ART decided to relocate anyway. Performances for the last two and a half years have been at 330 Amherst St., in a small building adjacent to the Sportsmen’s Tavern. The theater company was still there in March, when it found it had a hit on its hands with “Jesus Christ Superstar.”
But the sold-out shows brought more attention.
“Someone came one night and couldn’t get a ticket,” said Candice Kogut, ART’s artistic director.
There was a fuss, she said, with the turned-away patron wondering if the space was even legal.
On March 23, according to Morganti, his office received a complaint that a theater company was putting on shows at 330 Amherst St., “and that the building did not have proper exiting.”
Theatergoers would enter up two wooden steps that led to a tiny foyer and ticket window, adjacent to wooden risers holding seats for perhaps four dozen people. It would fit anyone’s definition of “funky,” and with tickets in the $15 to $20 range, the company seemed to relish taking theatrical chances, even though that could mean small audiences.

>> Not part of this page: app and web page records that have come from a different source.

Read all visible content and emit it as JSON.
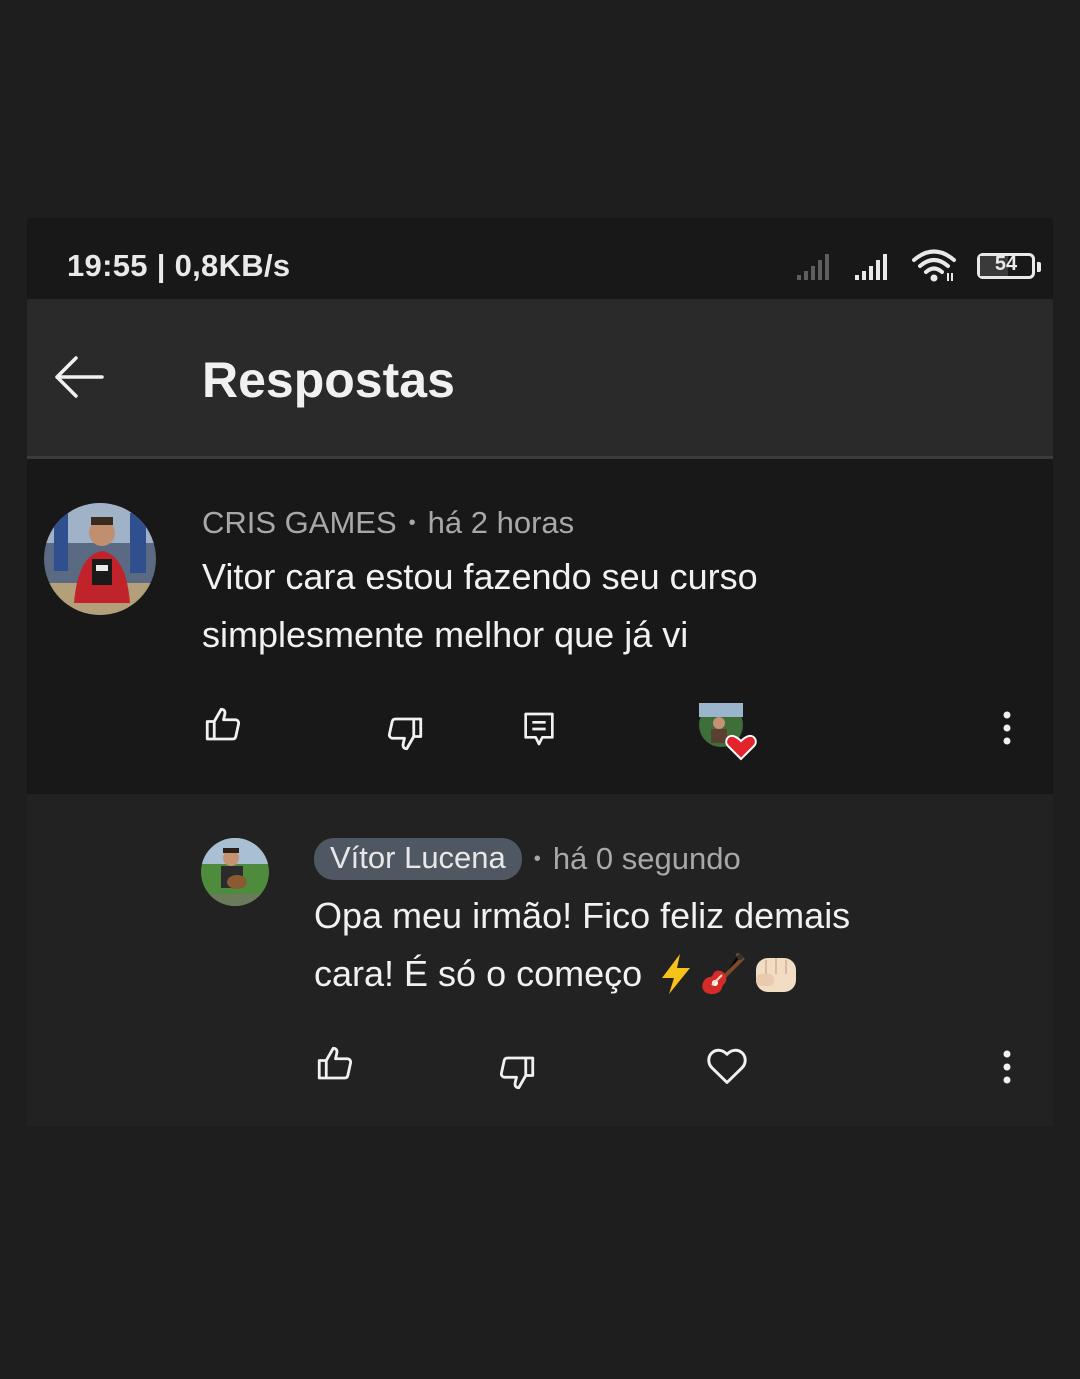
{
  "status_bar": {
    "text": "19:55 | 0,8KB/s",
    "battery": "54",
    "battery_level": 0.54
  },
  "header": {
    "title": "Respostas"
  },
  "comment": {
    "author": "CRIS GAMES",
    "separator": "•",
    "time": "há 2 horas",
    "line1": "Vitor cara estou fazendo seu curso",
    "line2": "simplesmente melhor que já vi"
  },
  "reply": {
    "author": "Vítor Lucena",
    "separator": "•",
    "time": "há 0 segundo",
    "line1": "Opa meu irmão! Fico feliz demais",
    "line2": "cara! É só o começo"
  },
  "colors": {
    "background": "#1e1e1f",
    "header": "#2a2a2a",
    "reply_background": "#222222",
    "heart_red": "#e3242b",
    "author_chip": "#4f5862"
  },
  "icons": [
    "back-arrow-icon",
    "signal-icon",
    "wifi-icon",
    "battery-icon",
    "thumbs-up-icon",
    "thumbs-down-icon",
    "reply-icon",
    "creator-heart-icon",
    "more-vert-icon",
    "heart-outline-icon",
    "lightning-emoji",
    "guitar-emoji",
    "fist-emoji"
  ]
}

“Superstar” was different. A well-known and popular musical with a large local cast bringing in family and friends, the show was just about sold out before it started. There were six performances left when the fire safety office was called in.
This time, Kogut said, the city didn’t work with them to meet the minimum requirements. Instead, she said, the theater was charged $100 an hour – $300 a night – to have a city fire marshal on site for each of the remaining performances.
For the theater, it felt like pay-to-play.
Morganti said it was a compromise to allow the show, once again, to go on.
The building was permitted for public use, he said, and had only one legal exit that had stairs (two steps) with no railing. The building’s second exit was inaccessible because it was blocked by the stage. “Lighting was by extension cords. Heating was by an outdoor patio heater (and) not properly vented.”
He said that he and Tom Brodfuehrer, a chief building inspector, considered the building to be unsafe and wanted to shut down the space but, so the performances could continue, they instead put a “fire watch” in place.
As for the $100 an hour, he said the money is billed through the Fire Department and “is based on what it cost the city for one of our members to be there.”
According to Morganti, LaChiusa met with his office after “Superstar” finished its run and was told what was needed to make 330 Amherst St. legal for theater. He also said that he told him the inspectors would check any future venues for compliance before the theater company leased them.
Faced with changing the Amherst Street site so that it would be both compliant and suitable as a theater venue, ART chose instead to move.
LaChiusa said he did not call the fire safety inspectors because he believed the building already was approved. It was being used as a photo studio and other groups had held short-run performances there. He said he had no reason to believe it was not compliant.
So, when the second performance of “The Rain Dogs Project” was shut down last Friday, LaChiusa and the ART performers who were forced to leave made it clear they felt singled out.
Morganti defends his timing, saying that, in the six weeks between the two shows, “We reached out to Mr. LaChiusa a couple of times to see how he was progressing, with no response.”
He said an officer did an internet search and saw the company was performing at 44 17th St. A check of city records showed the building was not officially approved for public assembly, and by that point he decided to personally investigate, accompanied by two arson investigators.
“I found many code violations and decided to shut the performance down and evacuate the theater,” he said.
The show did not go on as scheduled the next night, either, but the company has rallied, with the help of the local theater community.
“The Rain Dogs Project” is inspired by the music of Tom Waits, the man who fittingly said, “Well, for a brief time, I think everybody’s lived in a car.”
“Rain Dogs” has a new theater. Friday night, it will continue an abbreviated run in the Alleyway Theatre’s Main Street Cabaret.